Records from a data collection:

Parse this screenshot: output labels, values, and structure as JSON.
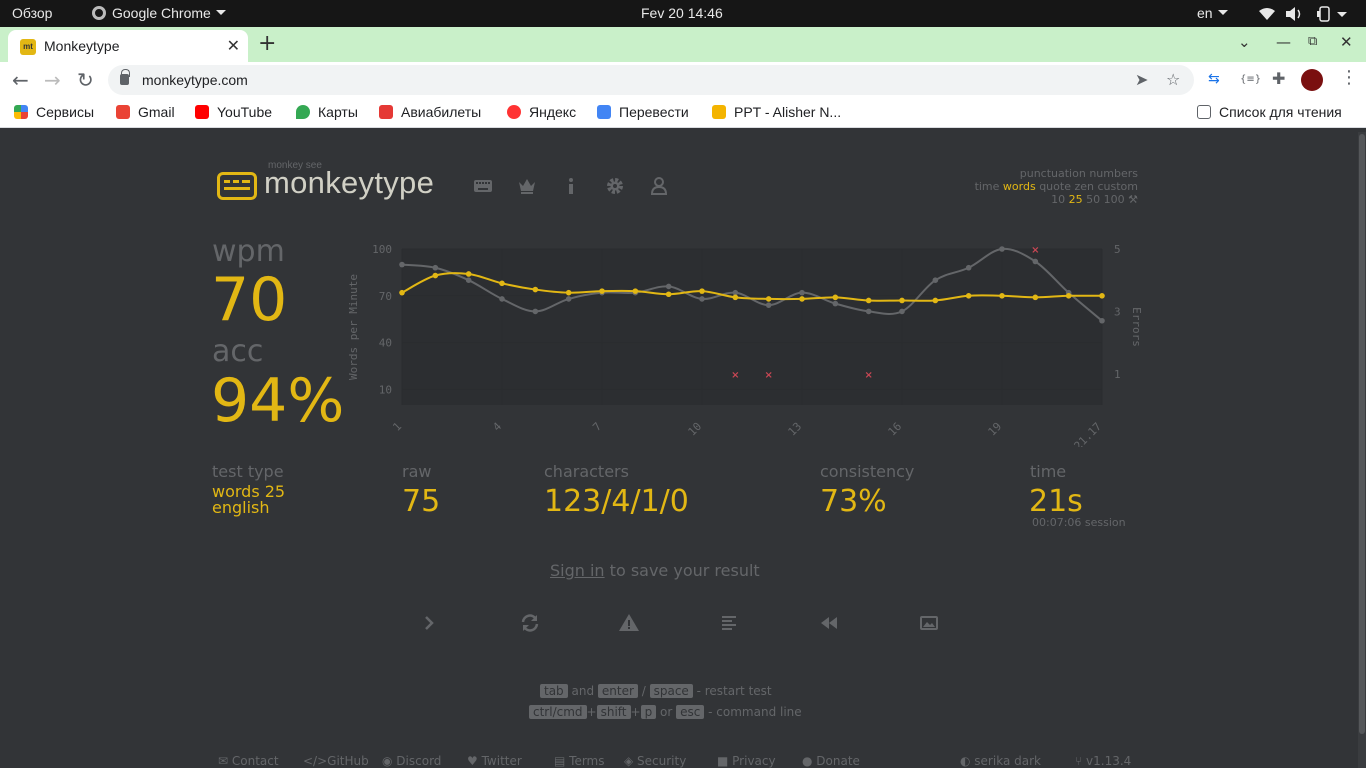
{
  "os": {
    "activities": "Обзор",
    "app": "Google Chrome",
    "clock": "Fev 20  14:46",
    "lang": "en"
  },
  "browser": {
    "tab_title": "Monkeytype",
    "url": "monkeytype.com",
    "bookmarks": [
      {
        "label": "Сервисы",
        "color": "#4285f4"
      },
      {
        "label": "Gmail",
        "color": "#ea4335"
      },
      {
        "label": "YouTube",
        "color": "#ff0000"
      },
      {
        "label": "Карты",
        "color": "#34a853"
      },
      {
        "label": "Авиабилеты",
        "color": "#e53935"
      },
      {
        "label": "Яндекс",
        "color": "#ff3333"
      },
      {
        "label": "Перевести",
        "color": "#4285f4"
      },
      {
        "label": "PPT - Alisher N...",
        "color": "#f4b400"
      }
    ],
    "reading_list": "Список для чтения"
  },
  "header": {
    "logo_small": "monkey see",
    "logo": "monkeytype",
    "modes_row1": [
      "punctuation",
      "numbers"
    ],
    "modes_row2": [
      "time",
      "words",
      "quote",
      "zen",
      "custom"
    ],
    "modes_row2_active": "words",
    "counts": [
      "10",
      "25",
      "50",
      "100"
    ],
    "counts_active": "25"
  },
  "result": {
    "wpm_label": "wpm",
    "wpm": "70",
    "acc_label": "acc",
    "acc": "94%",
    "test_type_label": "test type",
    "test_type_line1": "words 25",
    "test_type_line2": "english",
    "raw_label": "raw",
    "raw": "75",
    "characters_label": "characters",
    "characters": "123/4/1/0",
    "consistency_label": "consistency",
    "consistency": "73%",
    "time_label": "time",
    "time": "21s",
    "session": "00:07:06 session"
  },
  "signin": {
    "link": "Sign in",
    "rest": " to save your result"
  },
  "hints": {
    "line1": [
      {
        "k": "tab"
      },
      {
        "t": " and "
      },
      {
        "k": "enter"
      },
      {
        "t": " / "
      },
      {
        "k": "space"
      },
      {
        "t": " - restart test"
      }
    ],
    "line2": [
      {
        "k": "ctrl/cmd"
      },
      {
        "t": "+"
      },
      {
        "k": "shift"
      },
      {
        "t": "+"
      },
      {
        "k": "p"
      },
      {
        "t": " or "
      },
      {
        "k": "esc"
      },
      {
        "t": " - command line"
      }
    ]
  },
  "footer": {
    "left": [
      "Contact",
      "GitHub",
      "Discord",
      "Twitter",
      "Terms",
      "Security",
      "Privacy",
      "Donate"
    ],
    "theme": "serika dark",
    "version": "v1.13.4"
  },
  "colors": {
    "bg": "#323437",
    "main": "#e2b714",
    "sub": "#646669",
    "text": "#d1d0c5",
    "error": "#ca4754"
  },
  "chart_data": {
    "type": "line",
    "x_ticks": [
      "1",
      "4",
      "7",
      "10",
      "13",
      "16",
      "19",
      "21.17"
    ],
    "x": [
      1,
      2,
      3,
      4,
      5,
      6,
      7,
      8,
      9,
      10,
      11,
      12,
      13,
      14,
      15,
      16,
      17,
      18,
      19,
      20,
      21,
      21.17
    ],
    "ylabel": "Words per Minute",
    "y_ticks": [
      100,
      70,
      40,
      10
    ],
    "ylim": [
      0,
      100
    ],
    "y2label": "Errors",
    "y2_ticks": [
      5,
      3,
      1
    ],
    "y2lim": [
      0,
      5
    ],
    "series": [
      {
        "name": "wpm",
        "color": "#e2b714",
        "values": [
          72,
          83,
          84,
          78,
          74,
          72,
          73,
          73,
          71,
          73,
          69,
          68,
          68,
          69,
          67,
          67,
          67,
          70,
          70,
          69,
          70,
          70
        ]
      },
      {
        "name": "raw",
        "color": "#646669",
        "values": [
          90,
          88,
          80,
          68,
          60,
          68,
          72,
          72,
          76,
          68,
          72,
          64,
          72,
          65,
          60,
          60,
          80,
          88,
          100,
          92,
          72,
          54
        ]
      },
      {
        "name": "errors",
        "color": "#ca4754",
        "points": [
          [
            11,
            1
          ],
          [
            12,
            1
          ],
          [
            15,
            1
          ],
          [
            20,
            5
          ]
        ]
      }
    ]
  }
}
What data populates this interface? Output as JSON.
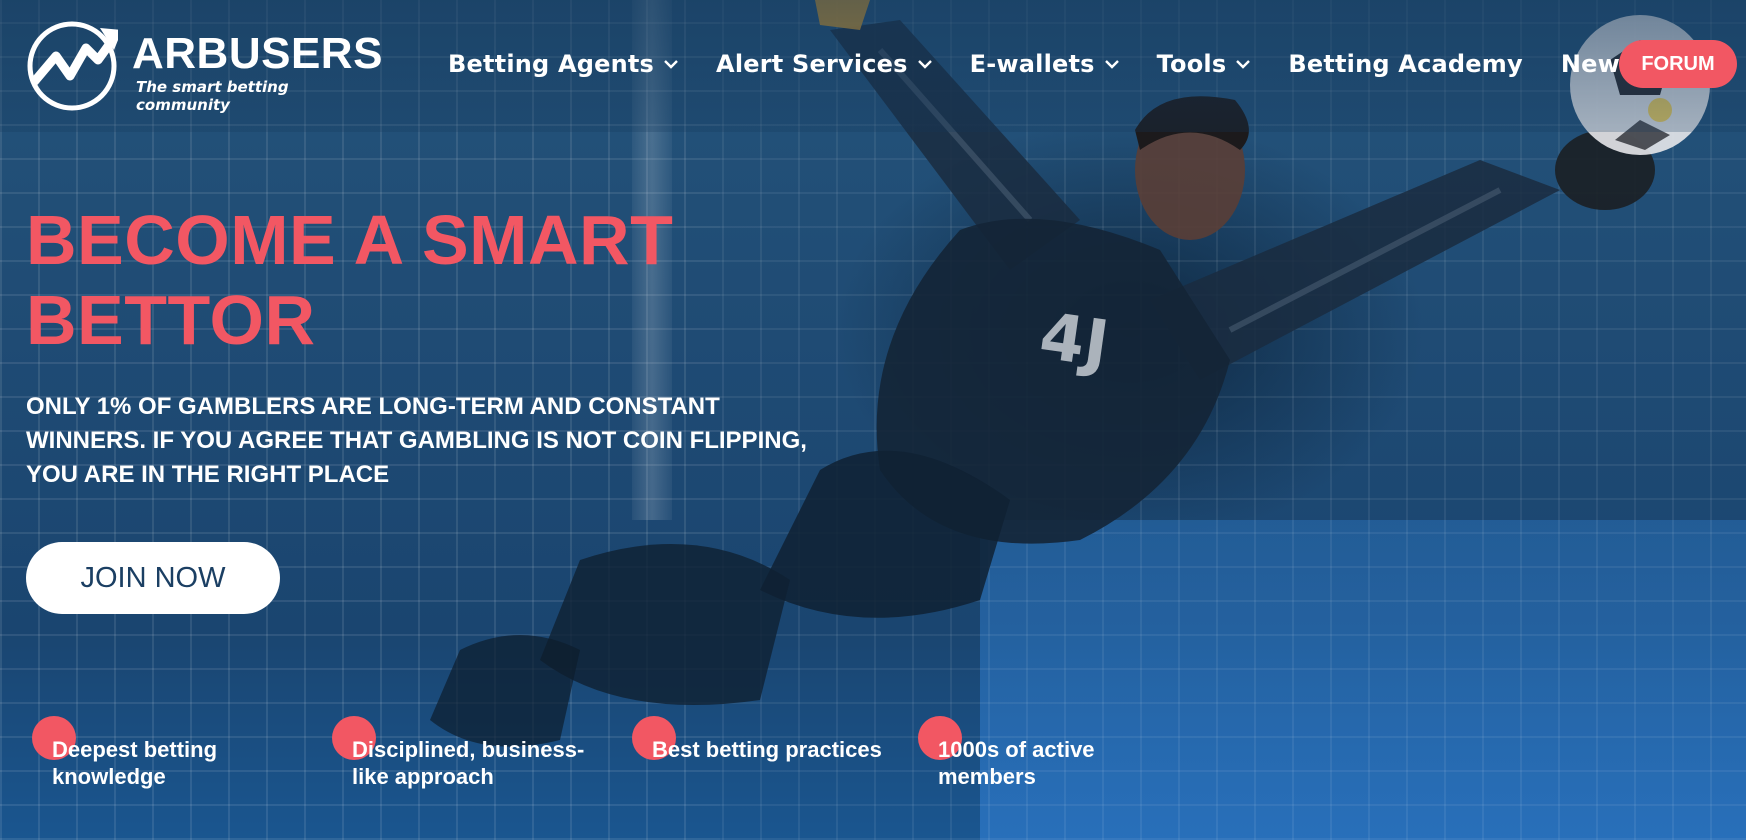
{
  "logo": {
    "title": "ARBUSERS",
    "tagline": "The smart betting community"
  },
  "nav": {
    "items": [
      {
        "label": "Betting Agents",
        "has_dropdown": true
      },
      {
        "label": "Alert Services",
        "has_dropdown": true
      },
      {
        "label": "E-wallets",
        "has_dropdown": true
      },
      {
        "label": "Tools",
        "has_dropdown": true
      },
      {
        "label": "Betting Academy",
        "has_dropdown": false
      },
      {
        "label": "News",
        "has_dropdown": false
      }
    ],
    "forum_label": "FORUM"
  },
  "hero": {
    "headline_line1": "BECOME A SMART",
    "headline_line2": "BETTOR",
    "sub_line1": "ONLY 1% OF GAMBLERS ARE LONG-TERM AND CONSTANT",
    "sub_line2": "WINNERS. IF YOU AGREE THAT GAMBLING IS NOT COIN FLIPPING,",
    "sub_line3": "YOU ARE IN THE RIGHT PLACE",
    "cta_label": "JOIN NOW"
  },
  "features": [
    {
      "line1": "Deepest betting",
      "line2": "knowledge"
    },
    {
      "line1": "Disciplined, business-",
      "line2": "like approach"
    },
    {
      "line1": "Best betting practices",
      "line2": ""
    },
    {
      "line1": "1000s of active",
      "line2": "members"
    }
  ],
  "colors": {
    "accent": "#f25763",
    "overlay": "#1b3f63",
    "text": "#ffffff"
  },
  "icons": [
    "logo-mark-icon",
    "chevron-down-icon"
  ]
}
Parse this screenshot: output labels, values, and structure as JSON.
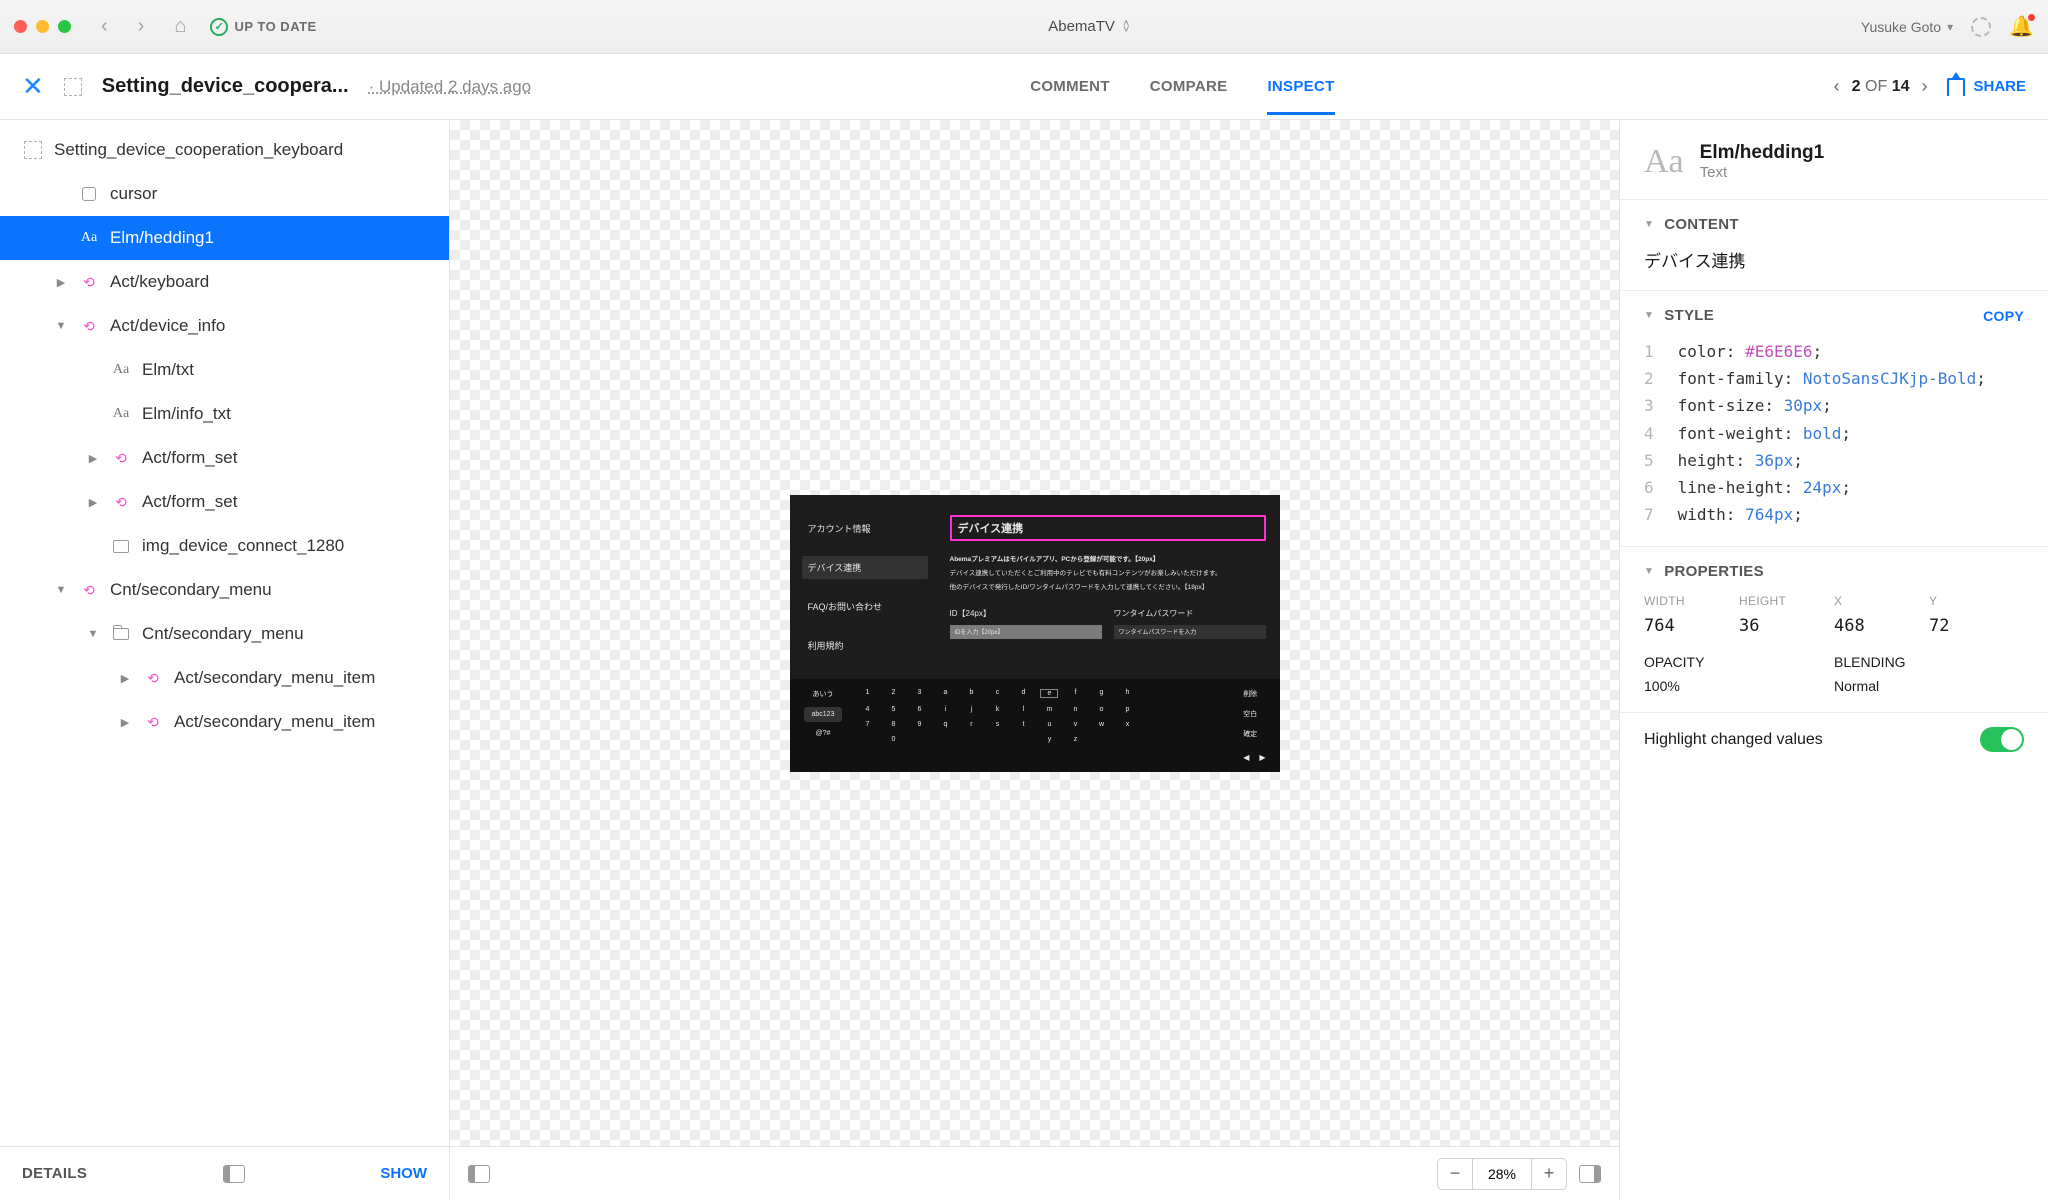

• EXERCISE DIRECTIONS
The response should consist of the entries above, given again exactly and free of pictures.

• PROBLEM SOLUTION
Parse this screenshot: output labels, values, and structure as JSON.
{
  "os": {
    "activities": "Обзор",
    "app": "Google Chrome",
    "clock": "Fev 20  14:46",
    "lang": "en"
  },
  "browser": {
    "tab_title": "Monkeytype",
    "url": "monkeytype.com",
    "bookmarks": [
      {
        "label": "Сервисы",
        "color": "#4285f4"
      },
      {
        "label": "Gmail",
        "color": "#ea4335"
      },
      {
        "label": "YouTube",
        "color": "#ff0000"
      },
      {
        "label": "Карты",
        "color": "#34a853"
      },
      {
        "label": "Авиабилеты",
        "color": "#e53935"
      },
      {
        "label": "Яндекс",
        "color": "#ff3333"
      },
      {
        "label": "Перевести",
        "color": "#4285f4"
      },
      {
        "label": "PPT - Alisher N...",
        "color": "#f4b400"
      }
    ],
    "reading_list": "Список для чтения"
  },
  "header": {
    "logo_small": "monkey see",
    "logo": "monkeytype",
    "modes_row1": [
      "punctuation",
      "numbers"
    ],
    "modes_row2": [
      "time",
      "words",
      "quote",
      "zen",
      "custom"
    ],
    "modes_row2_active": "words",
    "counts": [
      "10",
      "25",
      "50",
      "100"
    ],
    "counts_active": "25"
  },
  "result": {
    "wpm_label": "wpm",
    "wpm": "70",
    "acc_label": "acc",
    "acc": "94%",
    "test_type_label": "test type",
    "test_type_line1": "words 25",
    "test_type_line2": "english",
    "raw_label": "raw",
    "raw": "75",
    "characters_label": "characters",
    "characters": "123/4/1/0",
    "consistency_label": "consistency",
    "consistency": "73%",
    "time_label": "time",
    "time": "21s",
    "session": "00:07:06 session"
  },
  "signin": {
    "link": "Sign in",
    "rest": " to save your result"
  },
  "hints": {
    "line1": [
      {
        "k": "tab"
      },
      {
        "t": " and "
      },
      {
        "k": "enter"
      },
      {
        "t": " / "
      },
      {
        "k": "space"
      },
      {
        "t": " - restart test"
      }
    ],
    "line2": [
      {
        "k": "ctrl/cmd"
      },
      {
        "t": "+"
      },
      {
        "k": "shift"
      },
      {
        "t": "+"
      },
      {
        "k": "p"
      },
      {
        "t": " or "
      },
      {
        "k": "esc"
      },
      {
        "t": " - command line"
      }
    ]
  },
  "footer": {
    "left": [
      "Contact",
      "GitHub",
      "Discord",
      "Twitter",
      "Terms",
      "Security",
      "Privacy",
      "Donate"
    ],
    "theme": "serika dark",
    "version": "v1.13.4"
  },
  "colors": {
    "bg": "#323437",
    "main": "#e2b714",
    "sub": "#646669",
    "text": "#d1d0c5",
    "error": "#ca4754"
  },
  "chart_data": {
    "type": "line",
    "x_ticks": [
      "1",
      "4",
      "7",
      "10",
      "13",
      "16",
      "19",
      "21.17"
    ],
    "x": [
      1,
      2,
      3,
      4,
      5,
      6,
      7,
      8,
      9,
      10,
      11,
      12,
      13,
      14,
      15,
      16,
      17,
      18,
      19,
      20,
      21,
      21.17
    ],
    "ylabel": "Words per Minute",
    "y_ticks": [
      100,
      70,
      40,
      10
    ],
    "ylim": [
      0,
      100
    ],
    "y2label": "Errors",
    "y2_ticks": [
      5,
      3,
      1
    ],
    "y2lim": [
      0,
      5
    ],
    "series": [
      {
        "name": "wpm",
        "color": "#e2b714",
        "values": [
          72,
          83,
          84,
          78,
          74,
          72,
          73,
          73,
          71,
          73,
          69,
          68,
          68,
          69,
          67,
          67,
          67,
          70,
          70,
          69,
          70,
          70
        ]
      },
      {
        "name": "raw",
        "color": "#646669",
        "values": [
          90,
          88,
          80,
          68,
          60,
          68,
          72,
          72,
          76,
          68,
          72,
          64,
          72,
          65,
          60,
          60,
          80,
          88,
          100,
          92,
          72,
          54
        ]
      },
      {
        "name": "errors",
        "color": "#ca4754",
        "points": [
          [
            11,
            1
          ],
          [
            12,
            1
          ],
          [
            15,
            1
          ],
          [
            20,
            5
          ]
        ]
      }
    ]
  }
}
What data populates this interface? Output as JSON.
{
  "logo": {
    "title": "ARBUSERS",
    "tagline": "The smart betting community"
  },
  "nav": {
    "items": [
      {
        "label": "Betting Agents",
        "has_dropdown": true
      },
      {
        "label": "Alert Services",
        "has_dropdown": true
      },
      {
        "label": "E-wallets",
        "has_dropdown": true
      },
      {
        "label": "Tools",
        "has_dropdown": true
      },
      {
        "label": "Betting Academy",
        "has_dropdown": false
      },
      {
        "label": "News",
        "has_dropdown": false
      }
    ],
    "forum_label": "FORUM"
  },
  "hero": {
    "headline_line1": "BECOME A SMART",
    "headline_line2": "BETTOR",
    "sub_line1": "ONLY 1% OF GAMBLERS ARE LONG-TERM AND CONSTANT",
    "sub_line2": "WINNERS. IF YOU AGREE THAT GAMBLING IS NOT COIN FLIPPING,",
    "sub_line3": "YOU ARE IN THE RIGHT PLACE",
    "cta_label": "JOIN NOW"
  },
  "features": [
    {
      "line1": "Deepest betting",
      "line2": "knowledge"
    },
    {
      "line1": "Disciplined, business-",
      "line2": "like approach"
    },
    {
      "line1": "Best betting practices",
      "line2": ""
    },
    {
      "line1": "1000s of active",
      "line2": "members"
    }
  ],
  "colors": {
    "accent": "#f25763",
    "overlay": "#1b3f63",
    "text": "#ffffff"
  },
  "icons": [
    "logo-mark-icon",
    "chevron-down-icon"
  ]
}
Parse this screenshot: output labels, values, and structure as JSON.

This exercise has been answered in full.